START Exercise input

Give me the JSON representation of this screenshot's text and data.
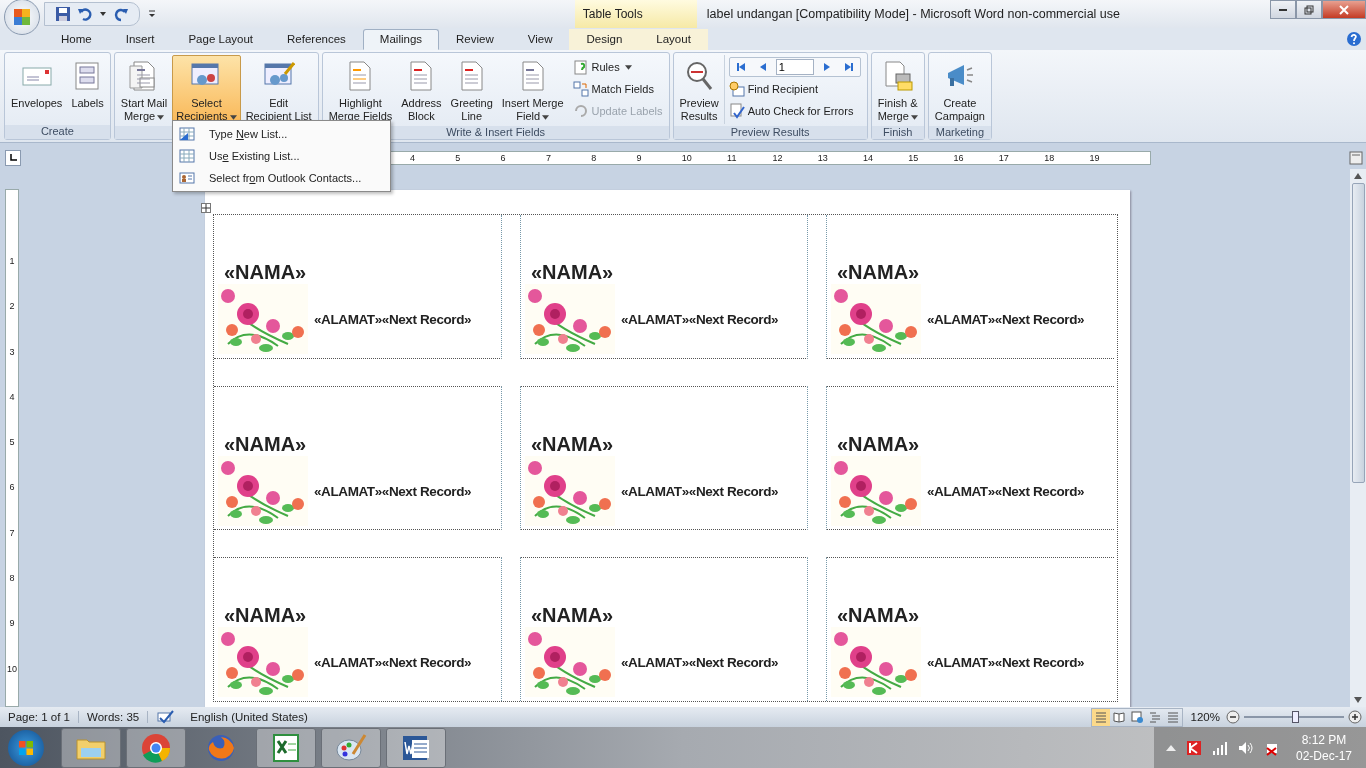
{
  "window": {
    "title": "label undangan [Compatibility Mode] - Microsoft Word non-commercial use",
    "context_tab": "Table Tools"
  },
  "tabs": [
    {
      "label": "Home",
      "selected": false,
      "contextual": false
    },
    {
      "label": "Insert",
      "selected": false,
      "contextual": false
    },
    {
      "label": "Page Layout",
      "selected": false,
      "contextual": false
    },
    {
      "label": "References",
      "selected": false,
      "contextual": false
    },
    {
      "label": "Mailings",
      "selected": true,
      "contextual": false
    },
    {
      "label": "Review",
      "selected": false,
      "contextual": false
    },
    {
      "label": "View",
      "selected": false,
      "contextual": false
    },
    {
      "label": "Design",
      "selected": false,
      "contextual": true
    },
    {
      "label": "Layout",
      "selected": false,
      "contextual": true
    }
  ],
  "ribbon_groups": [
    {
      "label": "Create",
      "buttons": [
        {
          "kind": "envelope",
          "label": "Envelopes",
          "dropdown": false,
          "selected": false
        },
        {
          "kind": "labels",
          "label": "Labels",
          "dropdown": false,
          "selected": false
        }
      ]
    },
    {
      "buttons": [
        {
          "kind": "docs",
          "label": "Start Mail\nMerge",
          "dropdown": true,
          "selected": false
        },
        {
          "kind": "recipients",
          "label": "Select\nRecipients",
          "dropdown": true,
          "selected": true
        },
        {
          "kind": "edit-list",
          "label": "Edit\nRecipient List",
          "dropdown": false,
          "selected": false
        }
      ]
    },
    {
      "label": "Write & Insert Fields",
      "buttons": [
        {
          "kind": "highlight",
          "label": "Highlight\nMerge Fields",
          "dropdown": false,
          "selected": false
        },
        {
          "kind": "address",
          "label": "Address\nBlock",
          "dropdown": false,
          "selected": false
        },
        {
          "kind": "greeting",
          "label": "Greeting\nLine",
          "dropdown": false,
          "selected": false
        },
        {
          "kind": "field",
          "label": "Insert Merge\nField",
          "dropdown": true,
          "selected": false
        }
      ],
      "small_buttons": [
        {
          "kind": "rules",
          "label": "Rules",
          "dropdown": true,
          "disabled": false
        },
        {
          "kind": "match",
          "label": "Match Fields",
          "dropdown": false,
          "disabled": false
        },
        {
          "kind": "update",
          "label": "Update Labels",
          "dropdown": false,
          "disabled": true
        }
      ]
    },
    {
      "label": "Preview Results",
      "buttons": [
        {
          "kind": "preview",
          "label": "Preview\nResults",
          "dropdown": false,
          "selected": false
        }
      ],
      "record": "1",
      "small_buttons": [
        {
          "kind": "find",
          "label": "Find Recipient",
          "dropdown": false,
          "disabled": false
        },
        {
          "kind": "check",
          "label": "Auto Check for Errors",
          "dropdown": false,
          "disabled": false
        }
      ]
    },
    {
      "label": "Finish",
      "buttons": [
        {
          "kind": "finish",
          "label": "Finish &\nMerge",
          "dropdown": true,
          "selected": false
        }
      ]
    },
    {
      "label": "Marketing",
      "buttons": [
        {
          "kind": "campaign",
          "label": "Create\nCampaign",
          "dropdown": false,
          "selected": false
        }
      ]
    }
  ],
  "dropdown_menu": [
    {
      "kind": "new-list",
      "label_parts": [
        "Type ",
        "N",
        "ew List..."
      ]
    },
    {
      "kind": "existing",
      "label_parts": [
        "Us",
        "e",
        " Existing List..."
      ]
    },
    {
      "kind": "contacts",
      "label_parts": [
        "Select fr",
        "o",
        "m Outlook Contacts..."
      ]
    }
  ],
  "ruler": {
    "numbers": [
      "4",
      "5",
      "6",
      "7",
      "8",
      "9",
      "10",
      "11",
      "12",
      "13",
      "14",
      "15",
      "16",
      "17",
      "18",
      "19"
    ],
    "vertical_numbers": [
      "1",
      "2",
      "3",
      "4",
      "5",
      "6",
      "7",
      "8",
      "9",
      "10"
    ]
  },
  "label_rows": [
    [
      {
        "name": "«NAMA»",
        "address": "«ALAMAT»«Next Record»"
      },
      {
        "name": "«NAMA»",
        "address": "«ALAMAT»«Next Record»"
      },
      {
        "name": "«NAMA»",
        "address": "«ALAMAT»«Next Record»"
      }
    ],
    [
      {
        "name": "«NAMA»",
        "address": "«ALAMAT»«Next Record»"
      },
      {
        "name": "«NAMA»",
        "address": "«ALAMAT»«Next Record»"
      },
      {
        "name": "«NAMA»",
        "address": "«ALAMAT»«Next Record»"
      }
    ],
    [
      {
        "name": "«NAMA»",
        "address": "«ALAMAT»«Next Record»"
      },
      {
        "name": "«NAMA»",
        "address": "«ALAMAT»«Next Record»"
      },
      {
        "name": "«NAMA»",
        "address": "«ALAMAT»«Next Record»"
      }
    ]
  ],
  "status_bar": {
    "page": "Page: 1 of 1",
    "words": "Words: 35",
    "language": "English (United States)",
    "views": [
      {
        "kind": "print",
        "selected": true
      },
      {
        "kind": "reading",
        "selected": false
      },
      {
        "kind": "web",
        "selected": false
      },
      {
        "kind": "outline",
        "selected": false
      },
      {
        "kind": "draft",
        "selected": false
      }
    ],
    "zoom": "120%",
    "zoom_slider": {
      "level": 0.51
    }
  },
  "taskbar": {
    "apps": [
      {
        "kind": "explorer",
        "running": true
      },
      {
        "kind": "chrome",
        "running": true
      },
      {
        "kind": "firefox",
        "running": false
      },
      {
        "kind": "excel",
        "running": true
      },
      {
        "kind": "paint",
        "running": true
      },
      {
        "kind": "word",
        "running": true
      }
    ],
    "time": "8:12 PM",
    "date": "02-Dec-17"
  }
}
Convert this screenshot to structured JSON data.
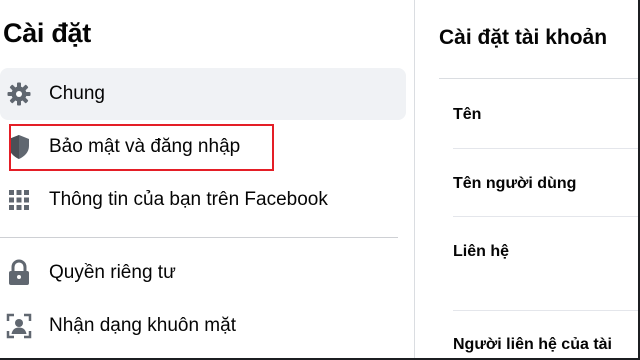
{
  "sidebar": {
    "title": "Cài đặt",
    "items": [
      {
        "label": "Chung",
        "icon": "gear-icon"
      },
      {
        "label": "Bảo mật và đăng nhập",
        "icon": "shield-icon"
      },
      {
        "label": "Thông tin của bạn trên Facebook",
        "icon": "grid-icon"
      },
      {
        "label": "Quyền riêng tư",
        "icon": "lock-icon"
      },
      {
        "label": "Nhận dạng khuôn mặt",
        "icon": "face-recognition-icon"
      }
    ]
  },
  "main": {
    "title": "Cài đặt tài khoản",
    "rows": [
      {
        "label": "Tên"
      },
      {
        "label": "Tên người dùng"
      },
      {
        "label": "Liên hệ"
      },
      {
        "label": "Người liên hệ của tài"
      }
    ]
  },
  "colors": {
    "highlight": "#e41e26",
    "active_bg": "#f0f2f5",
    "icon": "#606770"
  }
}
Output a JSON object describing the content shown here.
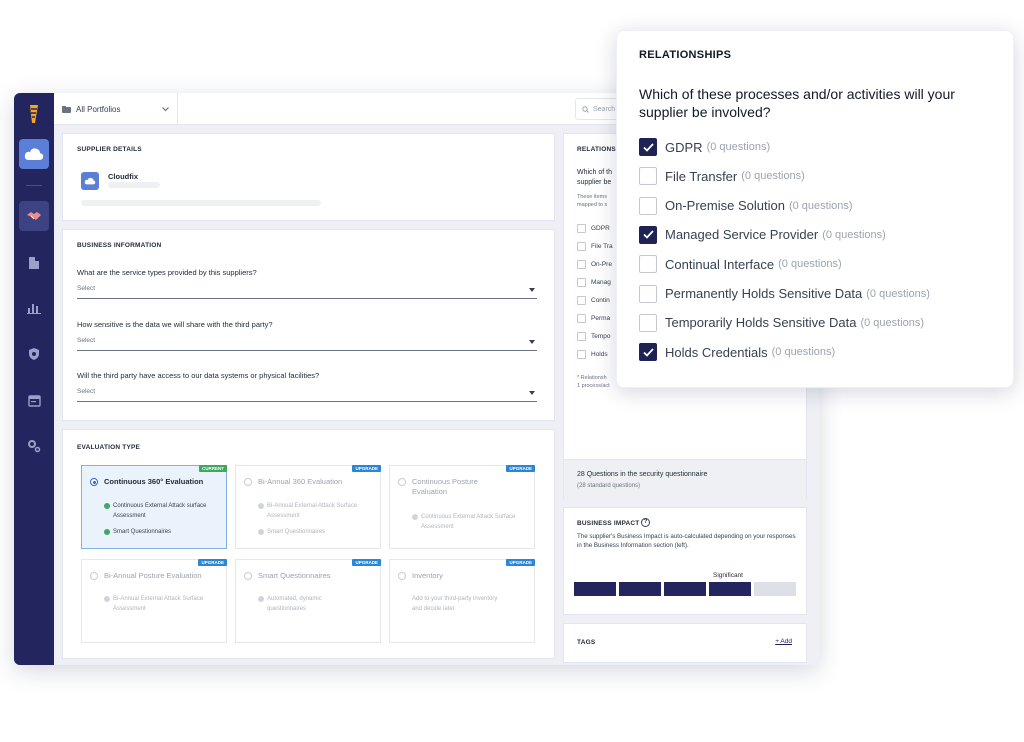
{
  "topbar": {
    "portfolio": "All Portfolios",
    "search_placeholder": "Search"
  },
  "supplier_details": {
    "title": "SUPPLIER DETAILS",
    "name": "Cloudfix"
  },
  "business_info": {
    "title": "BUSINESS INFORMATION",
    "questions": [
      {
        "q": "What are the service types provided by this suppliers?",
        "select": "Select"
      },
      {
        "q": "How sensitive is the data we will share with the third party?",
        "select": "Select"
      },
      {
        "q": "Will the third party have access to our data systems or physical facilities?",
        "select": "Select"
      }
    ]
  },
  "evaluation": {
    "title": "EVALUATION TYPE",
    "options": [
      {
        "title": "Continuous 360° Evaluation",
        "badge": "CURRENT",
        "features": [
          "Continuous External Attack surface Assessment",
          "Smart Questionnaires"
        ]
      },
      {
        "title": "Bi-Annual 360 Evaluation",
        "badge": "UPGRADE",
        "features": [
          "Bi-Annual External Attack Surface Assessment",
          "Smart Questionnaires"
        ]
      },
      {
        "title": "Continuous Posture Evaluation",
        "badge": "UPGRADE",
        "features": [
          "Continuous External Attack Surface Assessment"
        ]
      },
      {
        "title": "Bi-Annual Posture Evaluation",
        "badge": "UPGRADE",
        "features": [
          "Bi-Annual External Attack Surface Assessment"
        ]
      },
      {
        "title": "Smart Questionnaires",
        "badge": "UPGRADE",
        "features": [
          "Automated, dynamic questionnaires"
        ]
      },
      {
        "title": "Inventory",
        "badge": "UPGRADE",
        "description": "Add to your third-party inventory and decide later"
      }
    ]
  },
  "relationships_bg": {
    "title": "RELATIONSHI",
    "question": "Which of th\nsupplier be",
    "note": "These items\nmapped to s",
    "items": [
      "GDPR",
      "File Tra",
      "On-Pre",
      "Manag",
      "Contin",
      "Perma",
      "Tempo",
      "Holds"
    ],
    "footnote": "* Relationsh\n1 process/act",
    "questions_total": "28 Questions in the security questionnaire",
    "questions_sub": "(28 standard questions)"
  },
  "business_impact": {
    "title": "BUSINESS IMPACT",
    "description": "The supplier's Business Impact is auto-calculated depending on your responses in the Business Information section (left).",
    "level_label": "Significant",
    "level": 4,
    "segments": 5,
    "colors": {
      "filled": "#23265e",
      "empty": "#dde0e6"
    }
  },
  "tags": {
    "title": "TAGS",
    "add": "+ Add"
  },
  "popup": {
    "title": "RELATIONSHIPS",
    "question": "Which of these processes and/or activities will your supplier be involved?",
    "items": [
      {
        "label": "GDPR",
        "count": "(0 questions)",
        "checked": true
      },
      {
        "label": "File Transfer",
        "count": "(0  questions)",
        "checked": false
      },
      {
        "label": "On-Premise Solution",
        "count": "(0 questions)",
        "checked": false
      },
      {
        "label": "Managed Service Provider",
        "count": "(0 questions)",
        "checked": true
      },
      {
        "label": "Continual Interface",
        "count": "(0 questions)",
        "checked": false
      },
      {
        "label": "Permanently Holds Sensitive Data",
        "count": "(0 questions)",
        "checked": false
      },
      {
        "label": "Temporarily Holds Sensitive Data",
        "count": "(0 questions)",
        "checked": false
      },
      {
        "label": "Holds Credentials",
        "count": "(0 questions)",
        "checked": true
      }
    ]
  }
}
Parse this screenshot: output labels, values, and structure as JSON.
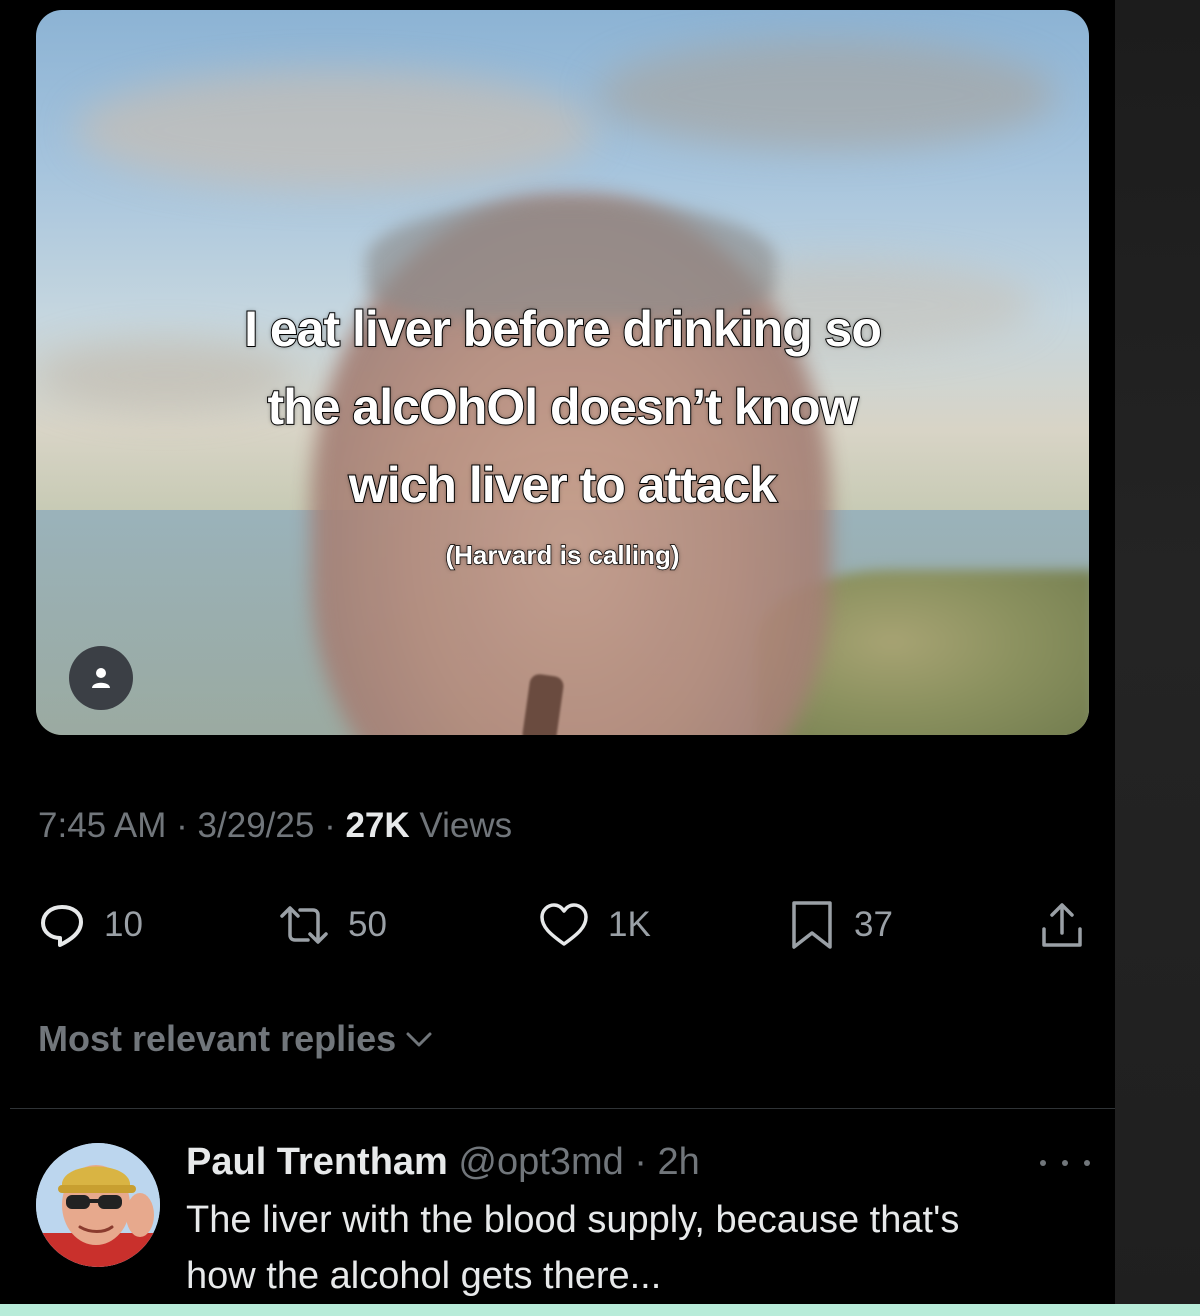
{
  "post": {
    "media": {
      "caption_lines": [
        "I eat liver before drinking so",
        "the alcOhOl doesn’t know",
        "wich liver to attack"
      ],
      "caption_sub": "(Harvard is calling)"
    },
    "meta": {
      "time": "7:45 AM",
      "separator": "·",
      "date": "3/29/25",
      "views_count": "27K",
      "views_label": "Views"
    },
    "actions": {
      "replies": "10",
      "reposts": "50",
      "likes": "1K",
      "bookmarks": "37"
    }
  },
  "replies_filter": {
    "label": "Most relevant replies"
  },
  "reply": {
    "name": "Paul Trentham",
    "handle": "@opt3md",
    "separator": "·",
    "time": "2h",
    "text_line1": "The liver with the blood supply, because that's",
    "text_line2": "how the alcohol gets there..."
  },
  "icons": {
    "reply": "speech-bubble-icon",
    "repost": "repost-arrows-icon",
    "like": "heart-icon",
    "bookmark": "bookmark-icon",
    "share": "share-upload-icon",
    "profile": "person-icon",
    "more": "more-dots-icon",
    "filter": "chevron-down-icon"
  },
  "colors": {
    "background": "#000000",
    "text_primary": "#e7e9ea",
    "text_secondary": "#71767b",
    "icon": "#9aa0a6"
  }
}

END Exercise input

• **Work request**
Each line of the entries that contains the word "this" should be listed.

• **Written solution**
Give me the JSON representation of this screenshot's text and data.
Convert this screenshot to structured JSON data.
        "q": "What are the service types provided by this suppliers?",
Parse this screenshot: output labels, values, and structure as JSON.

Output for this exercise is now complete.